4 juillet 2022
Le professeur Bernard Fortin publie un article intitulé « Peer Effects, Self-selection and Dishonesty » dans la revue Journal of Economic Behavior & Organization. L'article est écrit conjointement avec Liza Charrouin et Marie Claire Villeval.
Ci-dessous un résumé du papier que vous pouvez retrouver en PDF: https://www.sciencedirect.com/science/article/pii/S0167268122002207

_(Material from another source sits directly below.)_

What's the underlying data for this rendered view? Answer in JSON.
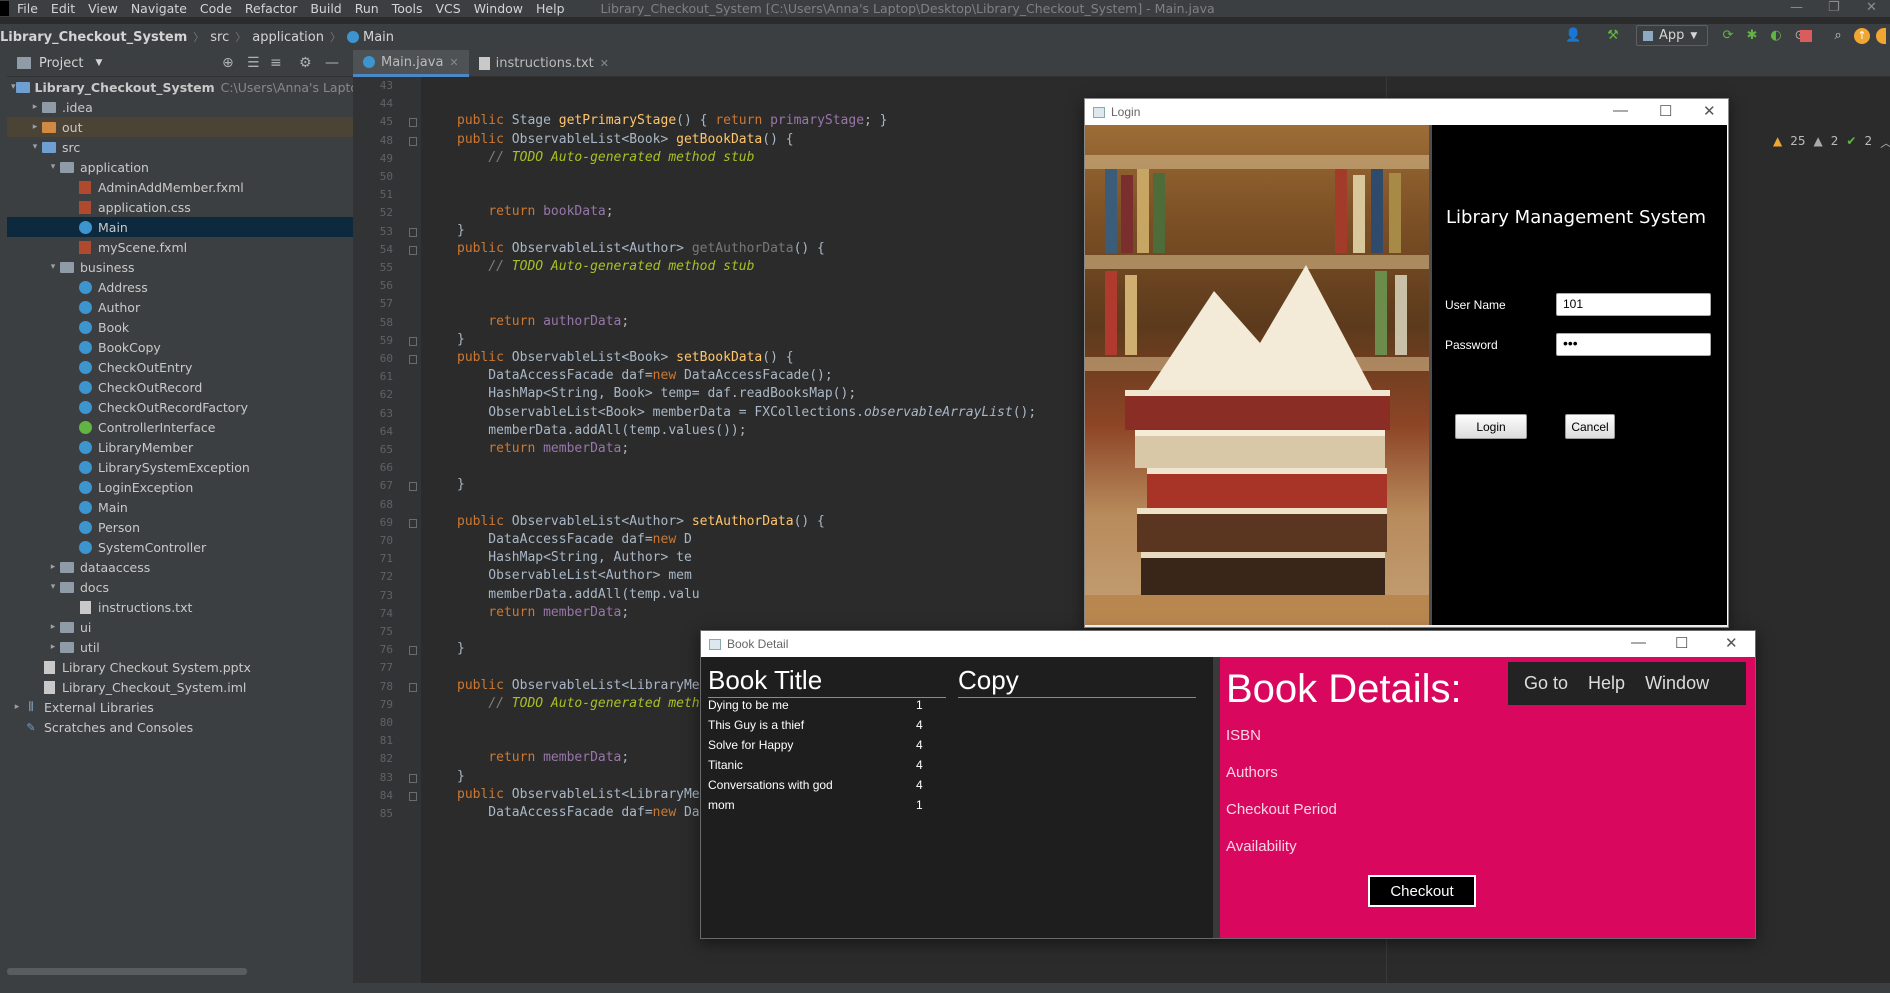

If individuals tend to behave like their reference group, is it because of peer effects, self-selection, or both? Using a peer effect model allowing for conformity and link formation, we designed a real-effort laboratory experiment in which individuals could misreport their performance and select their peers. Our results reveal both a preference for conformity and homophilous link formation, but only among individuals cheating in isolation. This suggests that such link formation was not motivated by a taste for similarity but by acquiring self-serving information. Importantly, we reject the presence of a self-selection bias in the peer effect estimates by showing that the size of peer effects is similar when identical peers were randomly assigned and when individuals selected them.